▸ TASK DETAILS
Will you quote all of the entries, word for word?

▸ DATA

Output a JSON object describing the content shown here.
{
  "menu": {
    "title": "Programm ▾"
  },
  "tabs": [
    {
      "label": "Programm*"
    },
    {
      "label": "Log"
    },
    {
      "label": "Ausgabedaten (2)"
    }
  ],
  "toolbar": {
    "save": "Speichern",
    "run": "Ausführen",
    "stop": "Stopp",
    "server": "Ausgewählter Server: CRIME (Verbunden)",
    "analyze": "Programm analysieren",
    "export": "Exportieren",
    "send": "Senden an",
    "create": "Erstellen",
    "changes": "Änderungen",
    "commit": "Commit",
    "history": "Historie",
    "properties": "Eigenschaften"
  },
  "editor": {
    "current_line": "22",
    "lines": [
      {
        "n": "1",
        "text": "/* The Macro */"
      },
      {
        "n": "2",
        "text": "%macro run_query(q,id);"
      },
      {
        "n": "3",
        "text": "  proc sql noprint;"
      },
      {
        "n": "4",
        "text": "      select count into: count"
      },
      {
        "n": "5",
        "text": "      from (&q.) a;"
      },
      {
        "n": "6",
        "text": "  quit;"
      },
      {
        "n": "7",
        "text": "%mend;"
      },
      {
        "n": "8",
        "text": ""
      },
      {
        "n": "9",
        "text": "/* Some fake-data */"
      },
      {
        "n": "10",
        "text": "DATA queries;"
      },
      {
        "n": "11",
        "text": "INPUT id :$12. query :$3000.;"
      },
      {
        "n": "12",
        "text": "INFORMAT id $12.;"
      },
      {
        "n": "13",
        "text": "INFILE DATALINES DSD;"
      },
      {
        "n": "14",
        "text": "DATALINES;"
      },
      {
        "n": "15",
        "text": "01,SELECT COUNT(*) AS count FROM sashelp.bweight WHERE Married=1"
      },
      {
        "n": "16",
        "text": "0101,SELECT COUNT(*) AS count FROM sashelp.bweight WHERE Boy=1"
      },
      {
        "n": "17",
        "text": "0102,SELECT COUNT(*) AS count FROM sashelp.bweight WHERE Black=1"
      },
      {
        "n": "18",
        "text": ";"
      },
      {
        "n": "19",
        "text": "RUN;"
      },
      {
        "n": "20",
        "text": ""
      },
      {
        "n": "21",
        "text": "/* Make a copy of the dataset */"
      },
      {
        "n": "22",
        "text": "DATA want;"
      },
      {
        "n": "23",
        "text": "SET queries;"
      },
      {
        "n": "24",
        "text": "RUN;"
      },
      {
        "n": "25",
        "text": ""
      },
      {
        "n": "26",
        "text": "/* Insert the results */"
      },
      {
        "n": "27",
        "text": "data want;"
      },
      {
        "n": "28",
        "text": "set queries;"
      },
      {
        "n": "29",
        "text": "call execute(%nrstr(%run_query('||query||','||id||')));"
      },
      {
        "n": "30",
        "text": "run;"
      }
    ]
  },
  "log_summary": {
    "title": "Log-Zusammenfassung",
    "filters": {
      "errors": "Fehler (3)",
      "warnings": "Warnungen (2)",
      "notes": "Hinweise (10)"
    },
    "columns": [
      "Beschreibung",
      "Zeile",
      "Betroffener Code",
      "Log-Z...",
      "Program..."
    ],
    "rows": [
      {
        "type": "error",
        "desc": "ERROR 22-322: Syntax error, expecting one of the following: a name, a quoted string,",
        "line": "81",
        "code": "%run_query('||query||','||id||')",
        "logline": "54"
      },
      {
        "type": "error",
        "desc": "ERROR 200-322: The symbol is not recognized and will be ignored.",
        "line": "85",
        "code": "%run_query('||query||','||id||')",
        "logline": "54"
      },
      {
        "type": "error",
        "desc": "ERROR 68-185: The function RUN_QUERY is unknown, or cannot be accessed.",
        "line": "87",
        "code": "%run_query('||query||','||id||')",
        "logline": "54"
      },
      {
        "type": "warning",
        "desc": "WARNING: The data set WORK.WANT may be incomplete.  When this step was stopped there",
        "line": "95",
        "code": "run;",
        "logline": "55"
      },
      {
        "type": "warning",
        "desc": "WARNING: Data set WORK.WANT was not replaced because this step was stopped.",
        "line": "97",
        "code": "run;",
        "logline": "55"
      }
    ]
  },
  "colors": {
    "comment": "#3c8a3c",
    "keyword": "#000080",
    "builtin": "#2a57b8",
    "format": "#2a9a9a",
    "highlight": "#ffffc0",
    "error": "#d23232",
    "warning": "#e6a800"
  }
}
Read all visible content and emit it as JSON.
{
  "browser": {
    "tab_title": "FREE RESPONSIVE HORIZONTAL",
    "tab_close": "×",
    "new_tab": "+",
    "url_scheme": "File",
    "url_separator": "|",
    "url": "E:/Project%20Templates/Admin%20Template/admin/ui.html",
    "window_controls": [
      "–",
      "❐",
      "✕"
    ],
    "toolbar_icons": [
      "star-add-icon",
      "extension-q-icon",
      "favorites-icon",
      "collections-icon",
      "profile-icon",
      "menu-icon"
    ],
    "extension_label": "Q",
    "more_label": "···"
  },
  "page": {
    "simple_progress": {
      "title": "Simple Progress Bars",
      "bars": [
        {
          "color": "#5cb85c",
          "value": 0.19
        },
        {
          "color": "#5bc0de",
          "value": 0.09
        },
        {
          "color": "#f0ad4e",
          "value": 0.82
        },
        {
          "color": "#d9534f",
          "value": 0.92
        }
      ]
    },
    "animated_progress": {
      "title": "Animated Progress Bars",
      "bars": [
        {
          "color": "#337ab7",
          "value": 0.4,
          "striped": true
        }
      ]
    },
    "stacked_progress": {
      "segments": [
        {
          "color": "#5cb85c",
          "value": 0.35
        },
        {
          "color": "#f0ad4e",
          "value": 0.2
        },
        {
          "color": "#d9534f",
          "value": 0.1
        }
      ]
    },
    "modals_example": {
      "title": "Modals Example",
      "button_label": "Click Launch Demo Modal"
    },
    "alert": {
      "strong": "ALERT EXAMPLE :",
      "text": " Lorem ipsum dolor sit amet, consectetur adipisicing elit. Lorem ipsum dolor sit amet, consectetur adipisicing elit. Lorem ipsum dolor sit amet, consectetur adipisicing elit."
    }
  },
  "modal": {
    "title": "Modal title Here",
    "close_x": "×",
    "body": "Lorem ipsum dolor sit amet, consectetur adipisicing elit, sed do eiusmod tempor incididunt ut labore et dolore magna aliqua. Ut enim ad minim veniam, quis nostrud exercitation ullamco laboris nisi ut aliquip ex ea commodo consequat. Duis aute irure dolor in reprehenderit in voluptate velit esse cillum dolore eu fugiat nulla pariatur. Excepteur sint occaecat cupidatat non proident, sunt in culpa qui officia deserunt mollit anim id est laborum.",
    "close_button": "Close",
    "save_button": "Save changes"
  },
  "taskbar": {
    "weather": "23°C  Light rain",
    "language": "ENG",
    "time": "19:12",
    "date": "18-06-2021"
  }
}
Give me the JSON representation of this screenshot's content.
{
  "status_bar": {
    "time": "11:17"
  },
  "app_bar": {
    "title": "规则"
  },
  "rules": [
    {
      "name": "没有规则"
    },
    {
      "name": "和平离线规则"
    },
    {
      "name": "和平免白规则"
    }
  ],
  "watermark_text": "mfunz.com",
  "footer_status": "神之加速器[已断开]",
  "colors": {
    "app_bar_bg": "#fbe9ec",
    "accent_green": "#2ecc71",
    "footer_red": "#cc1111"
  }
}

▸ SOLUTION FOR THIS EXERCISE
Output a JSON object describing the content shown here.
{
  "menu": {
    "title": "Programm ▾"
  },
  "tabs": [
    {
      "label": "Programm*"
    },
    {
      "label": "Log"
    },
    {
      "label": "Ausgabedaten (2)"
    }
  ],
  "toolbar": {
    "save": "Speichern",
    "run": "Ausführen",
    "stop": "Stopp",
    "server": "Ausgewählter Server: CRIME (Verbunden)",
    "analyze": "Programm analysieren",
    "export": "Exportieren",
    "send": "Senden an",
    "create": "Erstellen",
    "changes": "Änderungen",
    "commit": "Commit",
    "history": "Historie",
    "properties": "Eigenschaften"
  },
  "editor": {
    "current_line": "22",
    "lines": [
      {
        "n": "1",
        "text": "/* The Macro */"
      },
      {
        "n": "2",
        "text": "%macro run_query(q,id);"
      },
      {
        "n": "3",
        "text": "  proc sql noprint;"
      },
      {
        "n": "4",
        "text": "      select count into: count"
      },
      {
        "n": "5",
        "text": "      from (&q.) a;"
      },
      {
        "n": "6",
        "text": "  quit;"
      },
      {
        "n": "7",
        "text": "%mend;"
      },
      {
        "n": "8",
        "text": ""
      },
      {
        "n": "9",
        "text": "/* Some fake-data */"
      },
      {
        "n": "10",
        "text": "DATA queries;"
      },
      {
        "n": "11",
        "text": "INPUT id :$12. query :$3000.;"
      },
      {
        "n": "12",
        "text": "INFORMAT id $12.;"
      },
      {
        "n": "13",
        "text": "INFILE DATALINES DSD;"
      },
      {
        "n": "14",
        "text": "DATALINES;"
      },
      {
        "n": "15",
        "text": "01,SELECT COUNT(*) AS count FROM sashelp.bweight WHERE Married=1"
      },
      {
        "n": "16",
        "text": "0101,SELECT COUNT(*) AS count FROM sashelp.bweight WHERE Boy=1"
      },
      {
        "n": "17",
        "text": "0102,SELECT COUNT(*) AS count FROM sashelp.bweight WHERE Black=1"
      },
      {
        "n": "18",
        "text": ";"
      },
      {
        "n": "19",
        "text": "RUN;"
      },
      {
        "n": "20",
        "text": ""
      },
      {
        "n": "21",
        "text": "/* Make a copy of the dataset */"
      },
      {
        "n": "22",
        "text": "DATA want;"
      },
      {
        "n": "23",
        "text": "SET queries;"
      },
      {
        "n": "24",
        "text": "RUN;"
      },
      {
        "n": "25",
        "text": ""
      },
      {
        "n": "26",
        "text": "/* Insert the results */"
      },
      {
        "n": "27",
        "text": "data want;"
      },
      {
        "n": "28",
        "text": "set queries;"
      },
      {
        "n": "29",
        "text": "call execute(%nrstr(%run_query('||query||','||id||')));"
      },
      {
        "n": "30",
        "text": "run;"
      }
    ]
  },
  "log_summary": {
    "title": "Log-Zusammenfassung",
    "filters": {
      "errors": "Fehler (3)",
      "warnings": "Warnungen (2)",
      "notes": "Hinweise (10)"
    },
    "columns": [
      "Beschreibung",
      "Zeile",
      "Betroffener Code",
      "Log-Z...",
      "Program..."
    ],
    "rows": [
      {
        "type": "error",
        "desc": "ERROR 22-322: Syntax error, expecting one of the following: a name, a quoted string,",
        "line": "81",
        "code": "%run_query('||query||','||id||')",
        "logline": "54"
      },
      {
        "type": "error",
        "desc": "ERROR 200-322: The symbol is not recognized and will be ignored.",
        "line": "85",
        "code": "%run_query('||query||','||id||')",
        "logline": "54"
      },
      {
        "type": "error",
        "desc": "ERROR 68-185: The function RUN_QUERY is unknown, or cannot be accessed.",
        "line": "87",
        "code": "%run_query('||query||','||id||')",
        "logline": "54"
      },
      {
        "type": "warning",
        "desc": "WARNING: The data set WORK.WANT may be incomplete.  When this step was stopped there",
        "line": "95",
        "code": "run;",
        "logline": "55"
      },
      {
        "type": "warning",
        "desc": "WARNING: Data set WORK.WANT was not replaced because this step was stopped.",
        "line": "97",
        "code": "run;",
        "logline": "55"
      }
    ]
  },
  "colors": {
    "comment": "#3c8a3c",
    "keyword": "#000080",
    "builtin": "#2a57b8",
    "format": "#2a9a9a",
    "highlight": "#ffffc0",
    "error": "#d23232",
    "warning": "#e6a800"
  }
}
Read all visible content and emit it as JSON.
{
  "browser": {
    "tab_title": "FREE RESPONSIVE HORIZONTAL",
    "tab_close": "×",
    "new_tab": "+",
    "url_scheme": "File",
    "url_separator": "|",
    "url": "E:/Project%20Templates/Admin%20Template/admin/ui.html",
    "window_controls": [
      "–",
      "❐",
      "✕"
    ],
    "toolbar_icons": [
      "star-add-icon",
      "extension-q-icon",
      "favorites-icon",
      "collections-icon",
      "profile-icon",
      "menu-icon"
    ],
    "extension_label": "Q",
    "more_label": "···"
  },
  "page": {
    "simple_progress": {
      "title": "Simple Progress Bars",
      "bars": [
        {
          "color": "#5cb85c",
          "value": 0.19
        },
        {
          "color": "#5bc0de",
          "value": 0.09
        },
        {
          "color": "#f0ad4e",
          "value": 0.82
        },
        {
          "color": "#d9534f",
          "value": 0.92
        }
      ]
    },
    "animated_progress": {
      "title": "Animated Progress Bars",
      "bars": [
        {
          "color": "#337ab7",
          "value": 0.4,
          "striped": true
        }
      ]
    },
    "stacked_progress": {
      "segments": [
        {
          "color": "#5cb85c",
          "value": 0.35
        },
        {
          "color": "#f0ad4e",
          "value": 0.2
        },
        {
          "color": "#d9534f",
          "value": 0.1
        }
      ]
    },
    "modals_example": {
      "title": "Modals Example",
      "button_label": "Click Launch Demo Modal"
    },
    "alert": {
      "strong": "ALERT EXAMPLE :",
      "text": " Lorem ipsum dolor sit amet, consectetur adipisicing elit. Lorem ipsum dolor sit amet, consectetur adipisicing elit. Lorem ipsum dolor sit amet, consectetur adipisicing elit."
    }
  },
  "modal": {
    "title": "Modal title Here",
    "close_x": "×",
    "body": "Lorem ipsum dolor sit amet, consectetur adipisicing elit, sed do eiusmod tempor incididunt ut labore et dolore magna aliqua. Ut enim ad minim veniam, quis nostrud exercitation ullamco laboris nisi ut aliquip ex ea commodo consequat. Duis aute irure dolor in reprehenderit in voluptate velit esse cillum dolore eu fugiat nulla pariatur. Excepteur sint occaecat cupidatat non proident, sunt in culpa qui officia deserunt mollit anim id est laborum.",
    "close_button": "Close",
    "save_button": "Save changes"
  },
  "taskbar": {
    "weather": "23°C  Light rain",
    "language": "ENG",
    "time": "19:12",
    "date": "18-06-2021"
  }
}
Give me the JSON representation of this screenshot's content.
{
  "status_bar": {
    "time": "11:17"
  },
  "app_bar": {
    "title": "规则"
  },
  "rules": [
    {
      "name": "没有规则"
    },
    {
      "name": "和平离线规则"
    },
    {
      "name": "和平免白规则"
    }
  ],
  "watermark_text": "mfunz.com",
  "footer_status": "神之加速器[已断开]",
  "colors": {
    "app_bar_bg": "#fbe9ec",
    "accent_green": "#2ecc71",
    "footer_red": "#cc1111"
  }
}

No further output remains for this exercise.